I’m sure you have heard of the fight or flight response. That’s when your adrenaline spikes, sending superhuman power to your arms and feet and razor sharp focus to your mind set to one thing: survive. Your breathing speed and heart rate go up. Blood flow is redirected from some of your organs to your extremities. You are alert and your body is tense, ready for action any moment.

The relaxation response
Now compare that to the other, less well known but equally valid state: the relaxation response. In this state, the body rests and digests. Muscle tension is low, blood flows to the digestive organs, energy levels are replenished and cells are being restored. Our heart beats slowly and the breath is slow, gentle, sometimes hardly noticeable.

Using the breath, we can induce and/or sustain both these states. The 4-8 relaxation breath induces (you guessed it) the relaxation response.

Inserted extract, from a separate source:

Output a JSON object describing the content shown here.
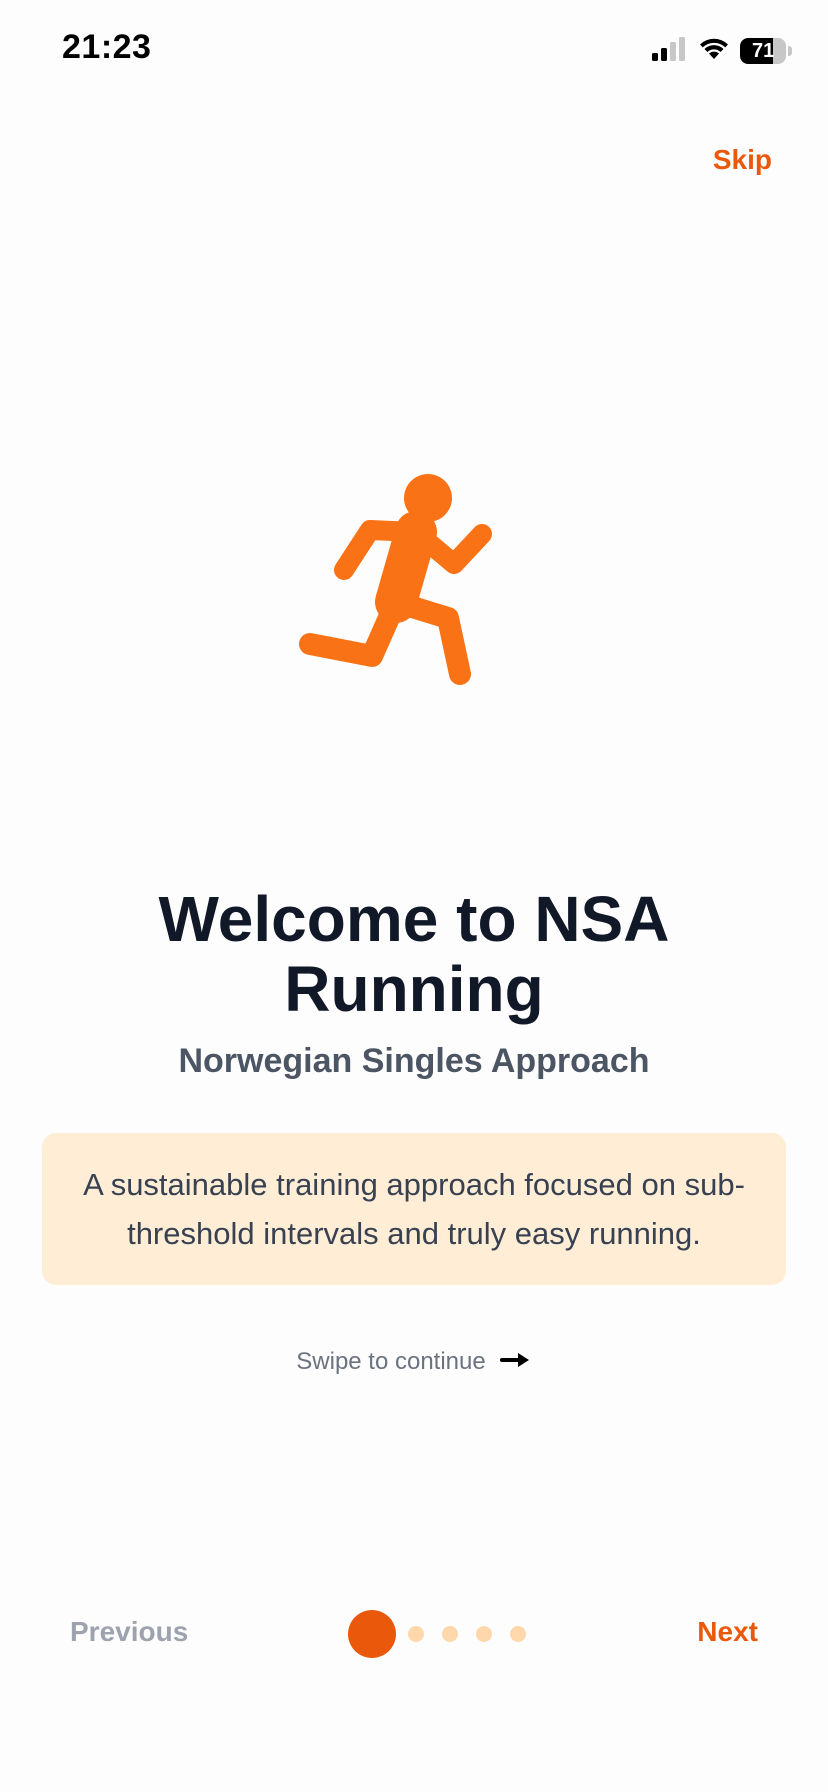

There are multiple methods for relaxation breathing. I like this one because it doesn’t require a holding of the breath. We can do this type of breathing in one continuous flow, which has its own amplifying benefits by shifting our consciousness to a more expanded awareness.

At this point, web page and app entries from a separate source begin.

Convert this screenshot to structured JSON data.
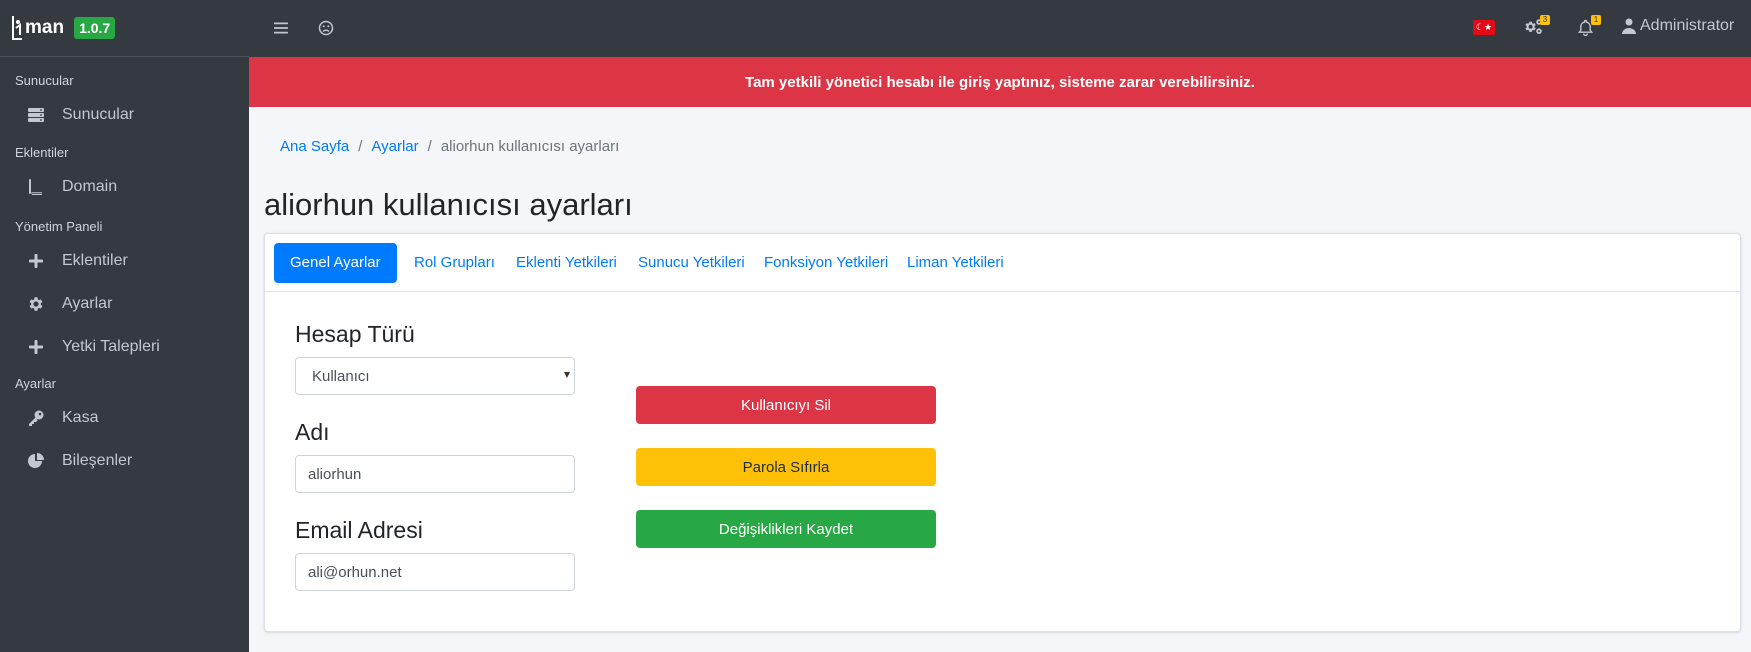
{
  "app": {
    "logo_text": "man",
    "version": "1.0.7"
  },
  "sidebar": {
    "sections": [
      {
        "header": "Sunucular",
        "items": [
          {
            "label": "Sunucular",
            "icon": "server-icon"
          }
        ]
      },
      {
        "header": "Eklentiler",
        "items": [
          {
            "label": "Domain",
            "icon": "book-icon"
          }
        ]
      },
      {
        "header": "Yönetim Paneli",
        "items": [
          {
            "label": "Eklentiler",
            "icon": "plus-icon"
          },
          {
            "label": "Ayarlar",
            "icon": "gear-icon"
          },
          {
            "label": "Yetki Talepleri",
            "icon": "plus-icon"
          }
        ]
      },
      {
        "header": "Ayarlar",
        "items": [
          {
            "label": "Kasa",
            "icon": "key-icon"
          },
          {
            "label": "Bileşenler",
            "icon": "pie-chart-icon"
          }
        ]
      }
    ]
  },
  "topbar": {
    "flag_symbol": "☾★",
    "settings_badge": "3",
    "notifications_badge": "1",
    "user": "Administrator"
  },
  "alert": {
    "text": "Tam yetkili yönetici hesabı ile giriş yaptınız, sisteme zarar verebilirsiniz."
  },
  "breadcrumb": {
    "home": "Ana Sayfa",
    "settings": "Ayarlar",
    "current": "aliorhun kullanıcısı ayarları"
  },
  "page_title": "aliorhun kullanıcısı ayarları",
  "tabs": [
    {
      "label": "Genel Ayarlar",
      "active": true
    },
    {
      "label": "Rol Grupları",
      "active": false
    },
    {
      "label": "Eklenti Yetkileri",
      "active": false
    },
    {
      "label": "Sunucu Yetkileri",
      "active": false
    },
    {
      "label": "Fonksiyon Yetkileri",
      "active": false
    },
    {
      "label": "Liman Yetkileri",
      "active": false
    }
  ],
  "form": {
    "account_type_label": "Hesap Türü",
    "account_type_value": "Kullanıcı",
    "name_label": "Adı",
    "name_value": "aliorhun",
    "email_label": "Email Adresi",
    "email_value": "ali@orhun.net"
  },
  "actions": {
    "delete_user": "Kullanıcıyı Sil",
    "reset_password": "Parola Sıfırla",
    "save_changes": "Değişiklikleri Kaydet"
  },
  "colors": {
    "sidebar_bg": "#343a40",
    "alert_bg": "#dc3545",
    "primary": "#007bff",
    "success": "#28a745",
    "warning": "#ffc107",
    "danger": "#dc3545"
  }
}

Pain free birth
The 4-8 relaxation breath is the breath that carried me painlessly all through the 13 hour birth of my daughter. Needless to say I am in love with it. The power I felt was grand. The surges were deep and consuming and had me moaning, yes, but at no point did I feel any resistance to the process. I believe it was the 4-8 breath that carried me (and us) all the way through, along with the strong, loving presence of my beloved and the competence of the midwife.

The 4-8 relaxation breath technique
It’s very simple: breathe in for a count of 4 and out for a count of 8.

On the in-breath, relax the jaw and shoulders. Use your diaphraghm for a nice and full chest-and-belly breath. Soften your belly, solar plexus and heart area.

On the out-breath, make sure that some air remains in your lungs. Don’t press. Explore how to use your belly, chest, throat and lips in a healthy way to guide the duration of the breath flow.

I like to breathe this breath to the count of my heartbeats. One thing I notice within two or three breaths is that my heartbeat slows down, an immediate effect of this breathing pattern. When you notice this, you also know that your blood pressure is dropping and your body is entering the restorative relaxation response. This also means that the breathing will take longer and longer every time.

Stay connected with what feels right for you and don’t hold on to the counts when your body tells you otherwise. For example, when I was pregnant, breathing out for a count of 6 was often better than 8. It’s your body, your breath. The wisdom of you being alive in your body in this moment is infinitely greater than any range of numbers will ever be.

Book tip
From Harvard University’s Institute for Mind Body Medicine, there is a wonderful book about inducing the relaxation response and handy guide on how to apply it for healing various ailments: Relaxation Revolution.